Post-viral cough

A friend with a lingering dry cough started asking me questions about it. I, of course, because no one ever really does, had no definitive answers. I had recently been reading a chapter in Egan’s about interstitial lung disease and on taking down his history I learned he runs his own farm. So Portlandy!

“Hypersensitivity Pneumonitis – Farmer’s Lung!”

When you’re reading about zebras, everything looks like a zebra.

Hypersensitivity Pneumonitis is a general category of  parenchymal inflammation as a response to inhaled organics and it can be caused by a multitude of biological compounds. There’s Coffee Worker’s Lung, Humidifier Lung, Hot tub lung, Cheese Washer’s lung, and my favorite Bird Fancier’s Lung because it’s fancy and involves birds. Each has its own pathogen at its root but the result is the same: Pneumonitis – swelling of the lung tissue. It is differentiated from pneumonia by the lack of an infectious agent.

Symptoms of pneumonitis include fever, chills. malaise. chest tightness, dyspnea, rash, headache and, of course, *drum roll* cough.

Radiographic features tend to show a diffuse micronodular interstitial pattern. Which is a technical term to “giant ugly mess”.

Farmer’s lung is a form of hypersensitivity pneumonitis that is most commonly caused by moldy hay, specifically the aspergillis that thrives there.

So I see a farmer, I see him cough, I just read about zebras, I see a zebra.

However, he had had a chest x-ray. It was clear.

No stripes. No zebra.

He had however, weeks ago. recovered from a chest cold. And this lingering, nagging, dry cough just would not subside.

And here’s where I came across something I hadn’t heard of. Possibly because it is recognized as an officially recognized condition in Europe but not the USA. Those sassy Europeans. They’re always ahead of us.

Post-viral cough.

“a lingering cough that follows a viral respiratory tract infection, such as a common cold or flu and lasting up to eight weeks. ”

There doesn’t seem to be any hard evidence as to it’s cause but there is suggestion that the infection leaves behind something that upregulates the receptors that stimulate cough. Or it’s a continued immune response upregulating the cough receptors that lingers even after the virus is defeated.

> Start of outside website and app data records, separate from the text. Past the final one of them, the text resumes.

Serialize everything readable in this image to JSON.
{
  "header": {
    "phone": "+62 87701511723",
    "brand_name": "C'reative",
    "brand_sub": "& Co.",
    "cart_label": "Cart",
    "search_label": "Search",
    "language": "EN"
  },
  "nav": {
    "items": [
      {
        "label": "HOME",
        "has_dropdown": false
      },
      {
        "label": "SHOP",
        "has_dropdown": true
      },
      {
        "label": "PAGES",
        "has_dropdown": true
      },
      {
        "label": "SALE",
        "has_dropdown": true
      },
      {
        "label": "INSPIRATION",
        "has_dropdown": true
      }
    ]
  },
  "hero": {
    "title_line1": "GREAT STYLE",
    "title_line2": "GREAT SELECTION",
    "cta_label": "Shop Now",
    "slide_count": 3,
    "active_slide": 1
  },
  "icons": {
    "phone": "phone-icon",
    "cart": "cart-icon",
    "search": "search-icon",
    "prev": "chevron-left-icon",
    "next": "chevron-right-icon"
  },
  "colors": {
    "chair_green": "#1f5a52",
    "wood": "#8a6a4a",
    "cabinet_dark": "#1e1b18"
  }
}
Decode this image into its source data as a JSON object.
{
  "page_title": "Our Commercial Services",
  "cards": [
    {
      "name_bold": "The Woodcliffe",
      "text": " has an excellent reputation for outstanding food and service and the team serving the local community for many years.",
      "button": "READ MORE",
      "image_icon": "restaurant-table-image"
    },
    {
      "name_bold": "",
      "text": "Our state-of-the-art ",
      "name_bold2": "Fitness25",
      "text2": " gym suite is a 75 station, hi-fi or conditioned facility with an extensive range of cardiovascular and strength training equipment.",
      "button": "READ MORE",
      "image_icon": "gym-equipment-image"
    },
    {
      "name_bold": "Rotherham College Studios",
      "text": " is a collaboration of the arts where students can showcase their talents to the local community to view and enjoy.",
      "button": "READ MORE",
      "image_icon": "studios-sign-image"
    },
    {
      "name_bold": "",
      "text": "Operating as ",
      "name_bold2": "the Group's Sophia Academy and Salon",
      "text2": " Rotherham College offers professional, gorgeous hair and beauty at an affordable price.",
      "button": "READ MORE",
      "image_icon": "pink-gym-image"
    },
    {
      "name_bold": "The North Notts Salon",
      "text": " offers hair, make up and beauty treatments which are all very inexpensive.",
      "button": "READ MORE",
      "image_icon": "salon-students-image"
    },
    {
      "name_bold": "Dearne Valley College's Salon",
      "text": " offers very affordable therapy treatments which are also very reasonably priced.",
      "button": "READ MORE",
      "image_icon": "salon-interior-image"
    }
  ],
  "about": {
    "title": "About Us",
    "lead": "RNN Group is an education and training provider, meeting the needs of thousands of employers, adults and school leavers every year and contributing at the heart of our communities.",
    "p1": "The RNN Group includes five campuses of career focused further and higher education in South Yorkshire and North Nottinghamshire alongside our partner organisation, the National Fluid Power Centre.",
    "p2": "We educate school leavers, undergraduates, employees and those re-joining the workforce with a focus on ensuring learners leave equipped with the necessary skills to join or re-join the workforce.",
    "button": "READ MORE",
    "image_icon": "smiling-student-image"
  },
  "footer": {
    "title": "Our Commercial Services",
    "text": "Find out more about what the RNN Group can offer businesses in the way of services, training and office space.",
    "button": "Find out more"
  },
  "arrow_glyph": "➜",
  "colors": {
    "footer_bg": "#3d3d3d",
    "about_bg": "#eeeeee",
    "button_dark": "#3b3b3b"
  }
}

It seems American’s are hopping on board with the term “postinfectious cough” and like typical cavalier Americans willy nilly inventing words because a hyphen is really hard to find on a keyboard, they went with “postinfectious” instead of “post-infectious”. This kind of portmanteau neologism is downright Shakespearean.

You can read about it here.

In the end, the answer, like always, is steroids. Inhaled if it’s not too bad. Oral prednisone if it’s so paroxysmal the patient can’t function.

Until I decided to go back to school for respiratory therapy, I thought love was the answer.

I was wrong. It’s steroids.

He’ll live. He’ll go back to his farm and tend to his zebras. I mean… horses.




And then you career from career to career…

After moving to Portland from New York City in 2014, after 20 years as a digital professional, I decided it was time for a career change.. I chose Respiratory Therapy because it felt like the perfect intersection of my interests in math and physics combined with desire to work in health care. All that damn empathy! Gotta put it to use somewhere.

This blog is being started a week prior to graduation from the RT program at Concorde. I should have started it sooner, so many good ideas in interesting factoids have come and gone. But alas, school, clinicals, and my alternate life as a composer/lyricist/web developer/actor/singer kept me busy enough.

This blog will serve as a place to write out ideas and experiences that led to research. I have learned that medicine is a constant exercise in learning and growth. Hence the term “practice”. And the act of putting things in my own words is the best possible learning comprehension process for me. And hey, you might learn something to!